Summary: I was for the longest time skeptical on these. Following intently on the srh940 thread the reviews were varied. Some people just up and claimed them to suck and sound fake while others praised them. When i purchased these i was afraid the naysayers may be correct.
After a whole lot of browsing, reading, testing, etc., a couple of years ago I decided on getting new cans. This resulted in me acquiring the Shure SRH440s. At the time I had not listened to such type of headphones, meaning quite balanced with great mids providing a complete package...
Pros: Great mostly balanced sound for recording, great package that includes all you need, removable cables, best “mids” I have heard out of any headphones
Cons: Not very portable, not the best isolation, no handle on box that encloses the cans and accessories, still bass-light (or too treble friendly ;-))
Summary: These headphones should be valued for providing an ultra-bright sound signature not offered by any other headphone that I'm aware of.
Comparisons with the HD800: If you compare the 30hz and 300hz square wave measurements from the innerfidelity charts between these and the Sennheiser HD800, you'll...
Pros: Detail. Accuracy. very bright (if you like that)
Cons: Headband a little uncomfortable. very bright (if you don't like that)
Summary: I thought I'd give a brief review based on my experience with the SRH940 thus far. My other headphones are a set of Sennheiser HD280s (7+ years) I use with mobile devices and my laptop, and the Beyerdynamic DT770 (2005 ed.) I use with an inexpensive amp out of my Xonar sound card on the desktop.

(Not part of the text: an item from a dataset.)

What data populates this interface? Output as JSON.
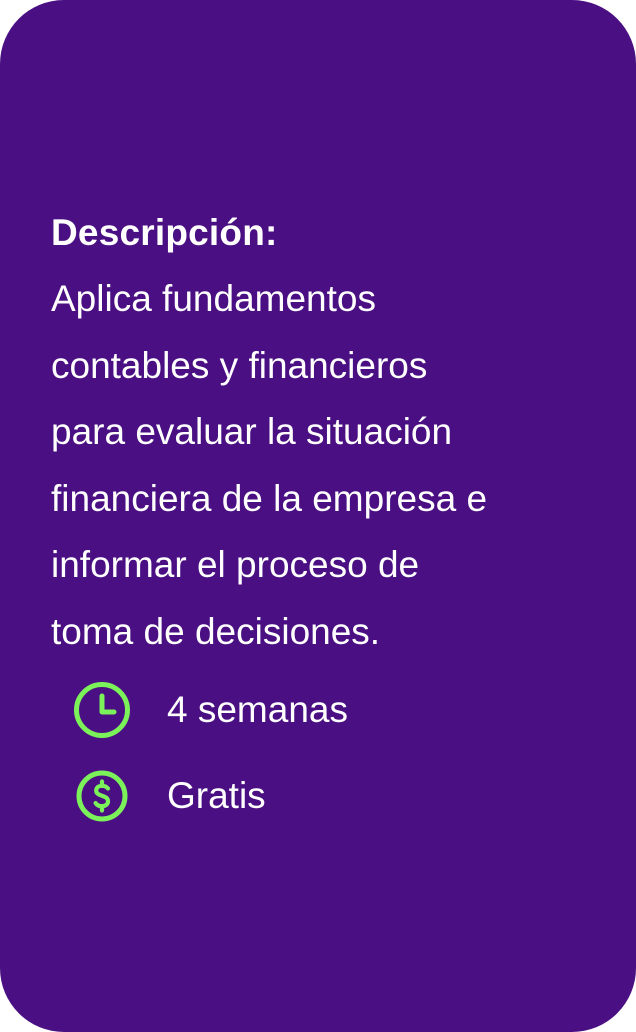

Excerpt: In 2010, Shure floored us with their new studio headphones. The SRH840 were super-comfortable, sounded fantastic, and delivered a smooth sound that was non-fatiguing. Since that time, they have been our go-to headphones at the mixing desk whenever we want to evaluate mixes or do some tracking.